The Texas Jail Project works to improve conditions in jails of the 254 counties of this state. A non-profit organization with a staff of one person and a small number of volunteers, the Texas Jail Project:
Responds to inmates’ loved ones. It answers questions, provides information and forms on its website,here, and contacts officials. It helps loved ones find solutions.
Speaks out about conditions. It interviews former inmates and posts their accounts along with commentary about jail classes, investigations, abuses, lawsuits, and death.
Monitors oversight. At the Texas Commission on Jail Standards, the Texas Jail Project conveys families’ complaints and explores issues on conditions of confinement. The Texas Jail Project calls for more accountability, transparency, and training.

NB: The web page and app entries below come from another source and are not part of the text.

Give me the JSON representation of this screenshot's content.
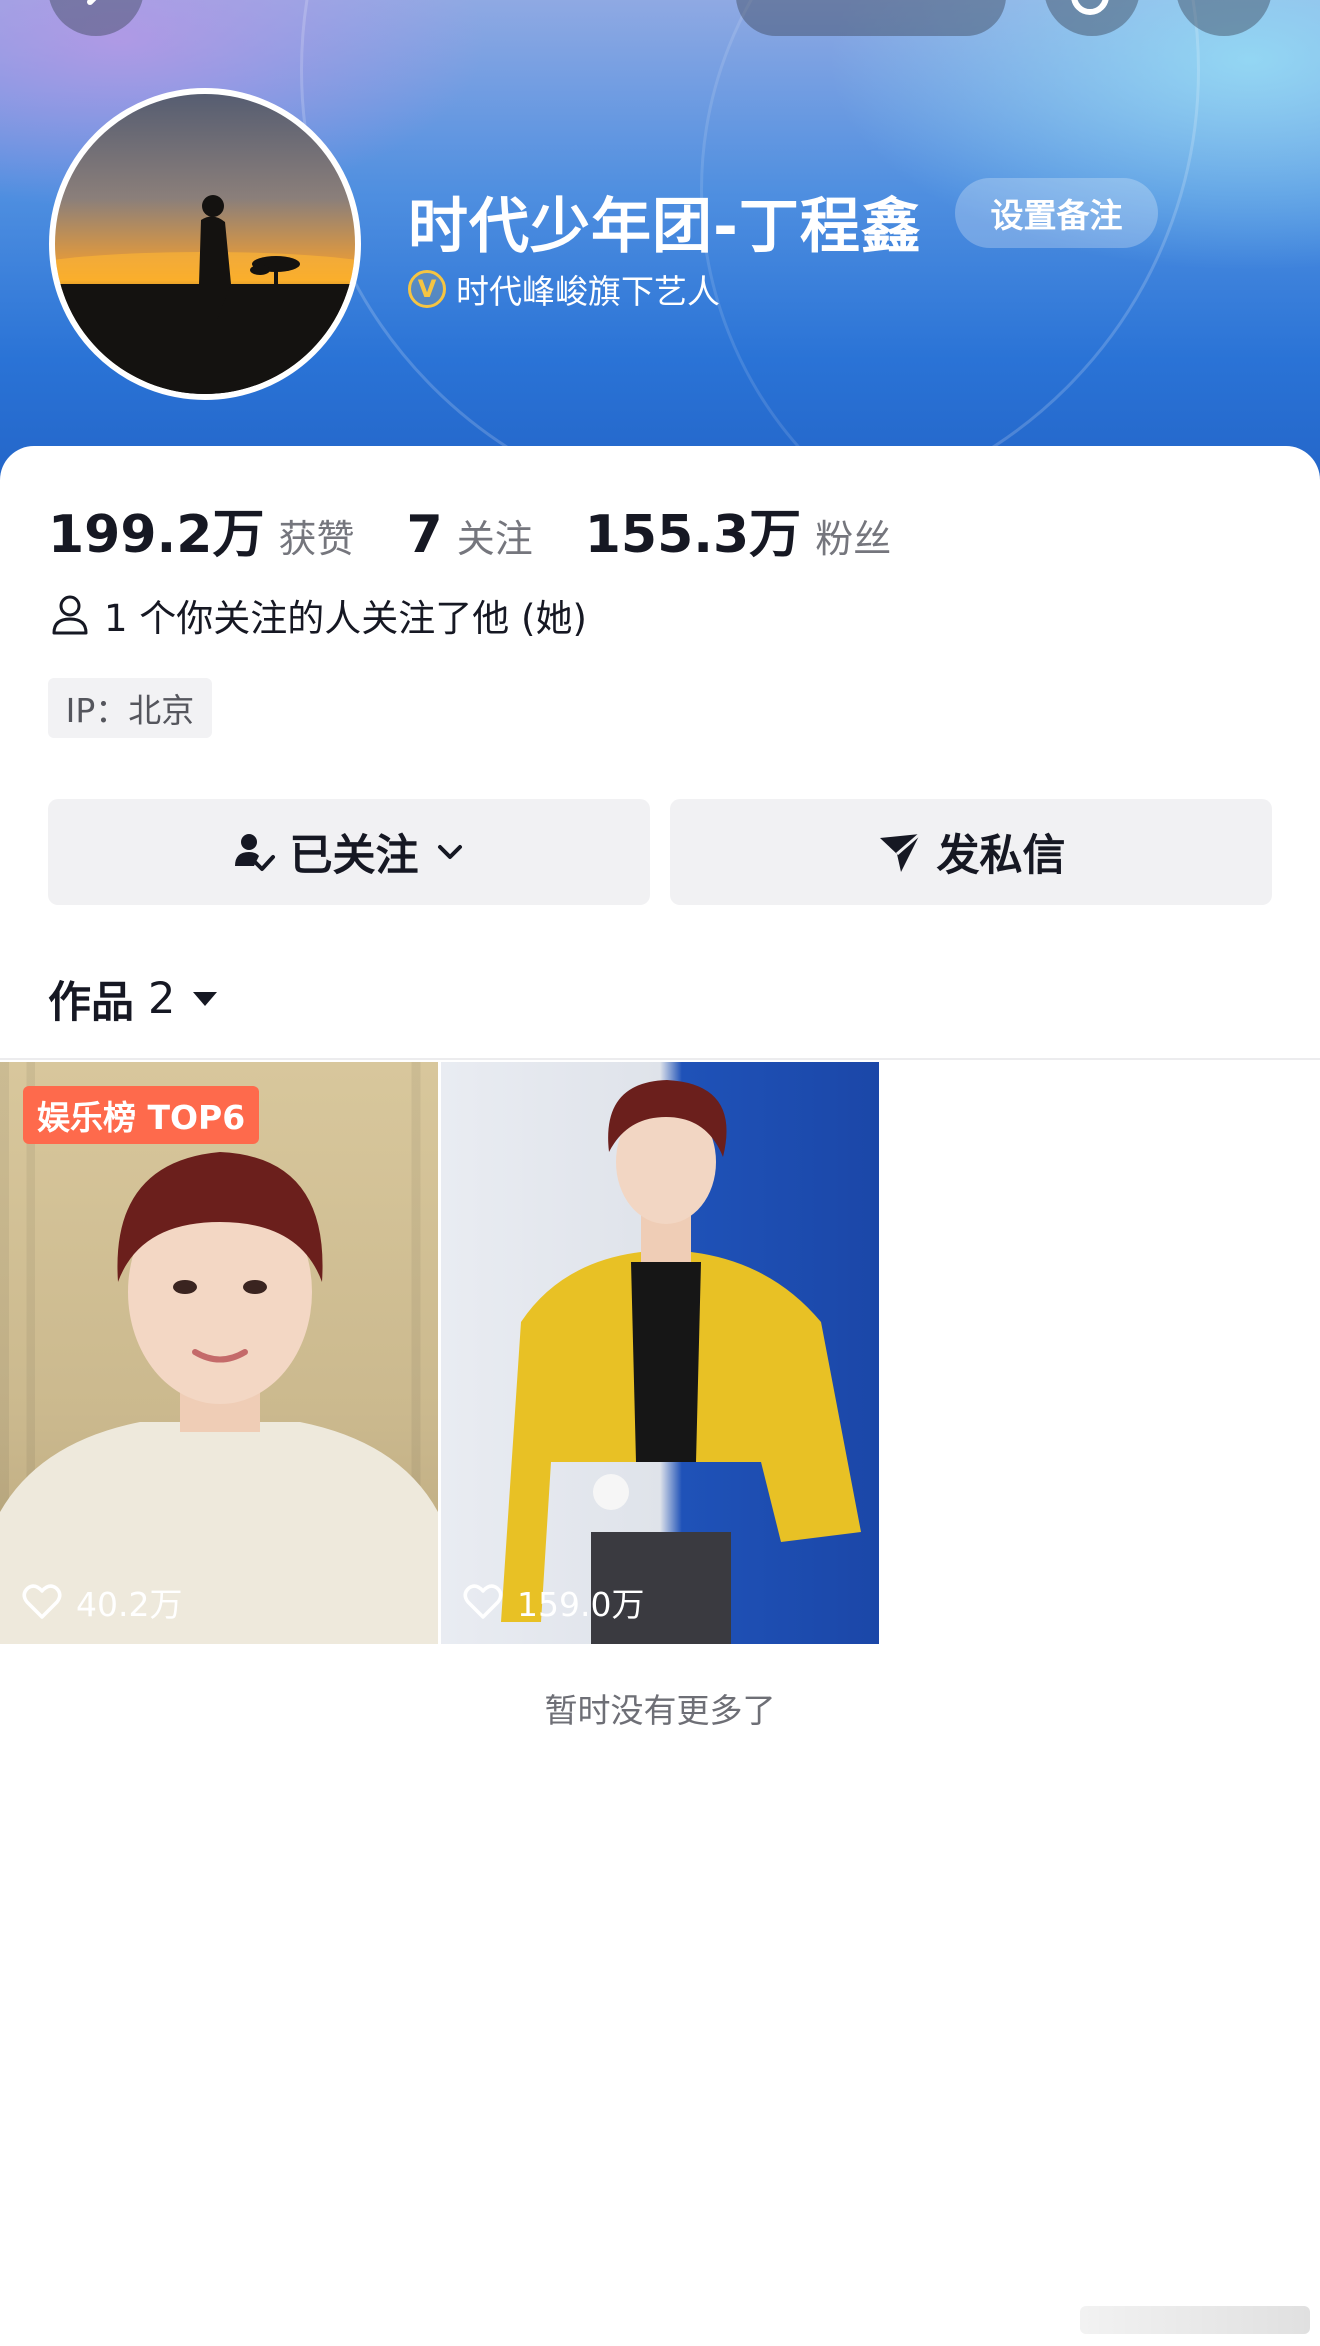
{
  "profile": {
    "name": "时代少年团-丁程鑫",
    "remark_button": "设置备注",
    "verification": "时代峰峻旗下艺人",
    "verified_icon": "v-badge-icon"
  },
  "stats": [
    {
      "value": "199.2万",
      "label": "获赞"
    },
    {
      "value": "7",
      "label": "关注"
    },
    {
      "value": "155.3万",
      "label": "粉丝"
    }
  ],
  "mutual_follow": "1 个你关注的人关注了他 (她)",
  "ip_location": "IP：北京",
  "actions": {
    "following_label": "已关注",
    "message_label": "发私信"
  },
  "works": {
    "label": "作品",
    "count": "2"
  },
  "videos": [
    {
      "badge": "娱乐榜 TOP6",
      "likes": "40.2万"
    },
    {
      "likes": "159.0万"
    }
  ],
  "footer_text": "暂时没有更多了",
  "colors": {
    "accent_badge": "#fe6a4c",
    "verify_gold": "#f5c542",
    "banner_blue": "#2a73d6"
  }
}
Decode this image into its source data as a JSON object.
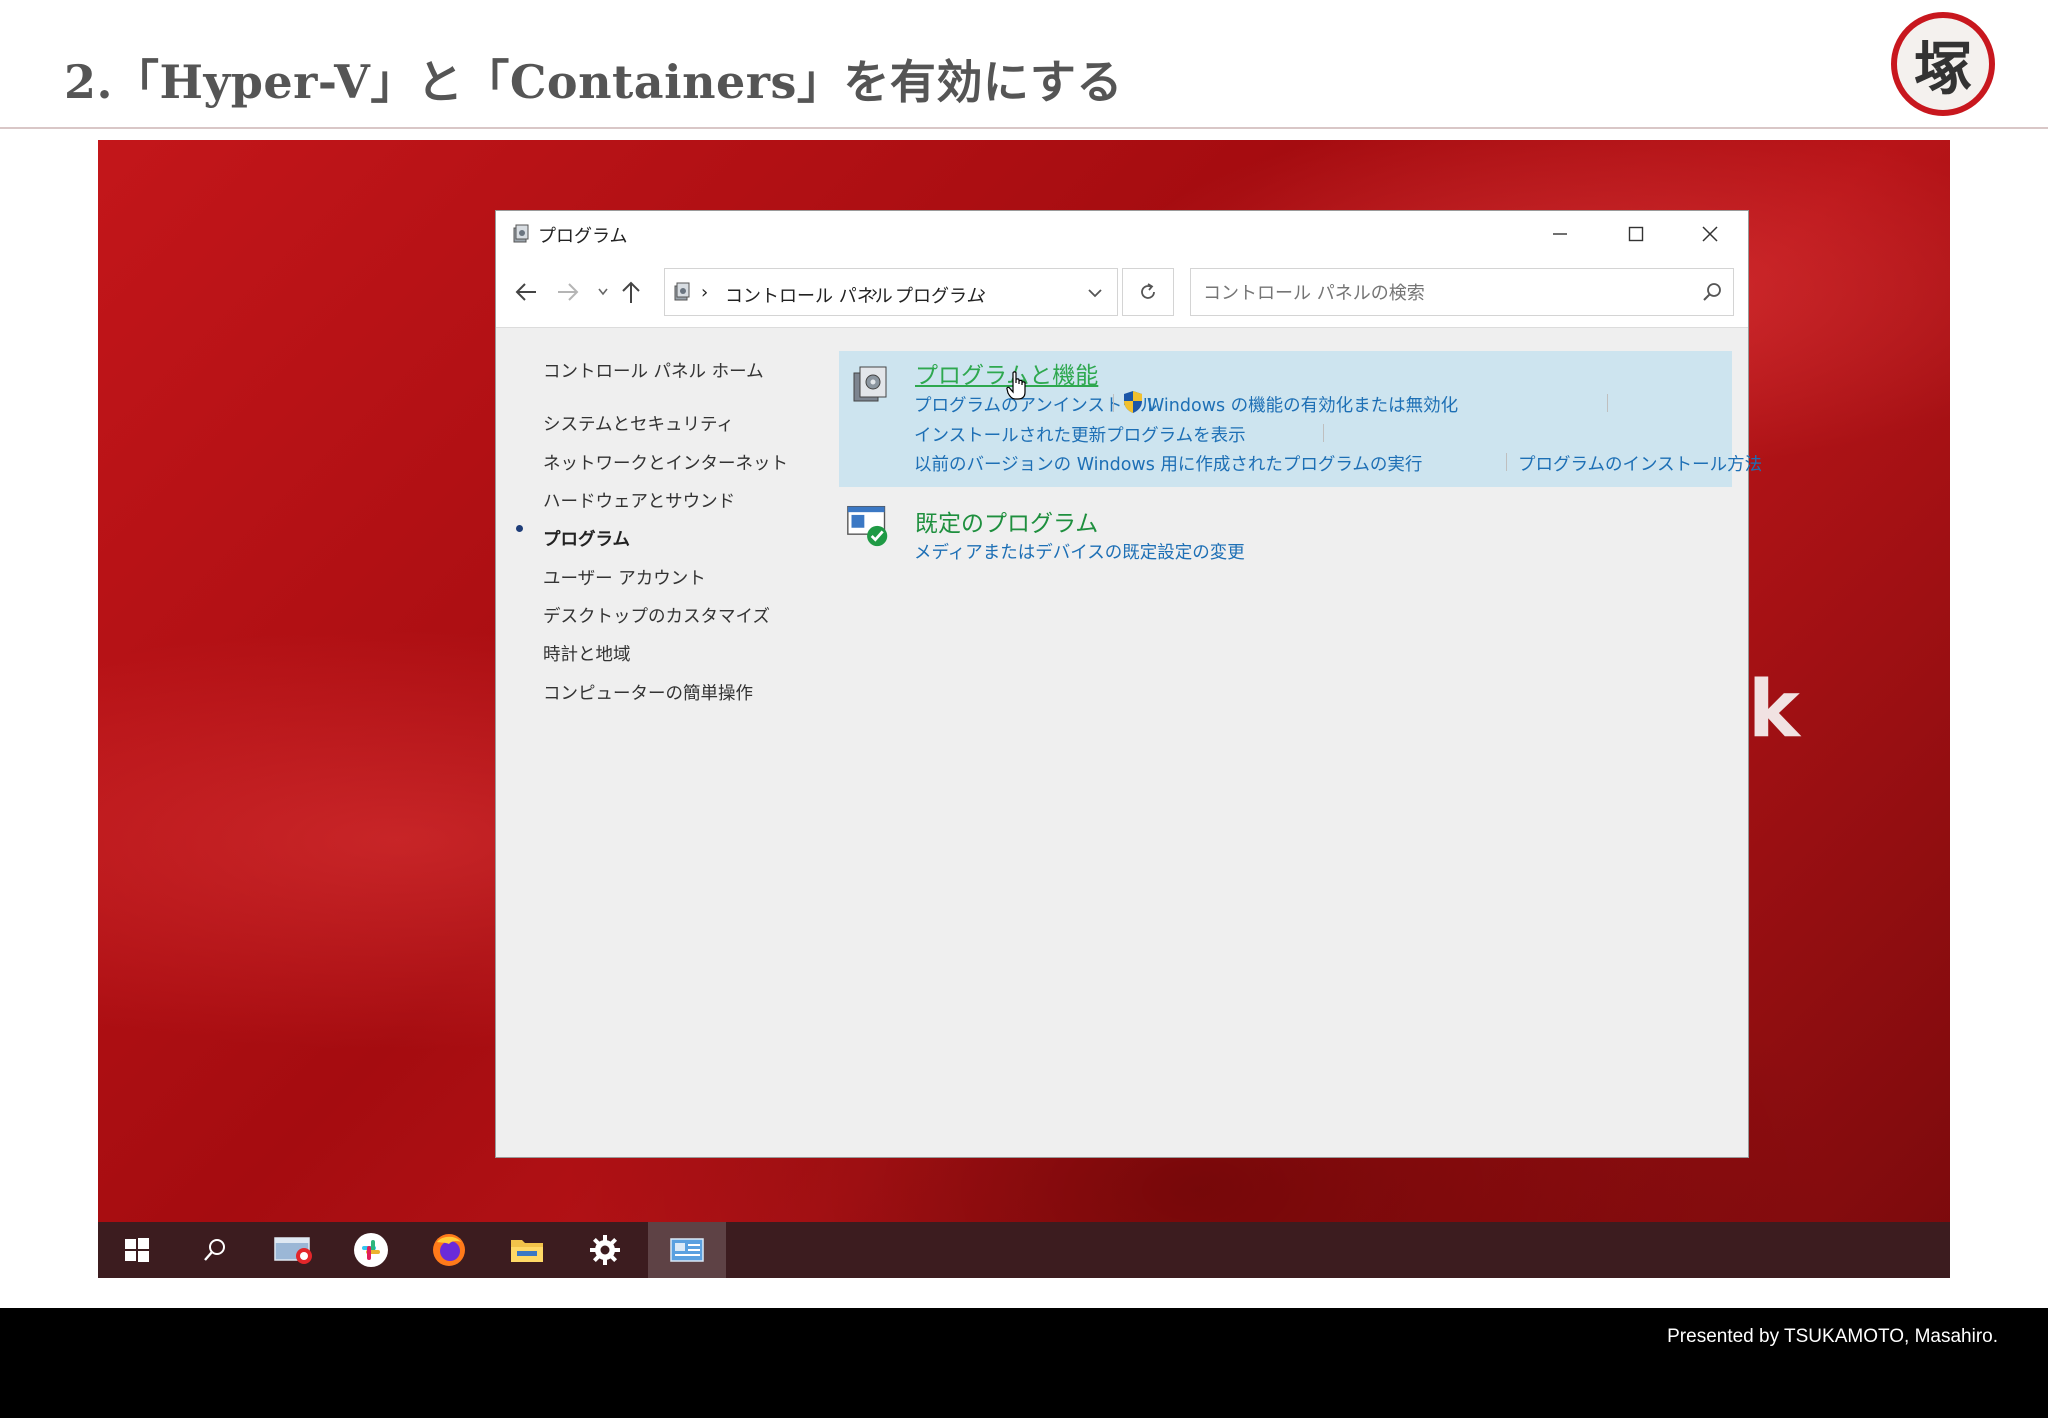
{
  "slide": {
    "title": "2.「Hyper-V」と「Containers」を有効にする",
    "logo_char": "塚",
    "footer": "Presented by TSUKAMOTO, Masahiro."
  },
  "background_text": "k",
  "window": {
    "title": "プログラム",
    "breadcrumb": [
      "コントロール パネル",
      "プログラム"
    ],
    "search_placeholder": "コントロール パネルの検索"
  },
  "sidebar": {
    "items": [
      {
        "label": "コントロール パネル ホーム",
        "current": false
      },
      {
        "label": "システムとセキュリティ",
        "current": false
      },
      {
        "label": "ネットワークとインターネット",
        "current": false
      },
      {
        "label": "ハードウェアとサウンド",
        "current": false
      },
      {
        "label": "プログラム",
        "current": true
      },
      {
        "label": "ユーザー アカウント",
        "current": false
      },
      {
        "label": "デスクトップのカスタマイズ",
        "current": false
      },
      {
        "label": "時計と地域",
        "current": false
      },
      {
        "label": "コンピューターの簡単操作",
        "current": false
      }
    ]
  },
  "categories": [
    {
      "title": "プログラムと機能",
      "tasks": [
        "プログラムのアンインストール",
        "Windows の機能の有効化または無効化",
        "インストールされた更新プログラムを表示",
        "以前のバージョンの Windows 用に作成されたプログラムの実行",
        "プログラムのインストール方法"
      ]
    },
    {
      "title": "既定のプログラム",
      "tasks": [
        "メディアまたはデバイスの既定設定の変更"
      ]
    }
  ],
  "taskbar": {
    "items": [
      "start-icon",
      "search-icon",
      "sandbox-icon",
      "slack-icon",
      "firefox-icon",
      "file-explorer-icon",
      "settings-icon",
      "control-panel-icon"
    ],
    "active": "control-panel-icon"
  },
  "colors": {
    "accent_red": "#c8171e",
    "link_blue": "#1d6fb5",
    "title_green": "#1e8f3e",
    "highlight": "#cde4ef"
  }
}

Devoted to the health and well-being of all human beings who find themselves in county jails, the project pays special attention to women, and those people with physical illnesses, mental conditions, or addictions.
In 2009, TJP created coalitions to support and enforce new laws HB 3653 and 3654, which respectively ban the shackling of pregnant inmates during labor and delivery, and require medical care for pregnant inmates. Sadly, these laws do not enforce themselves. TJP works to publicize the rights of pregnant and laboring women and get county sheriffs to follow these laws.
If you have a loved one in a county jail, if you’ve been in a county jail, or if you just care about people who are now incarcerated in county jails or who might be incarcerated sometime in the future (it can happen to any of us), check out the Texas Jail Project. You’ll want to support its life-saving work.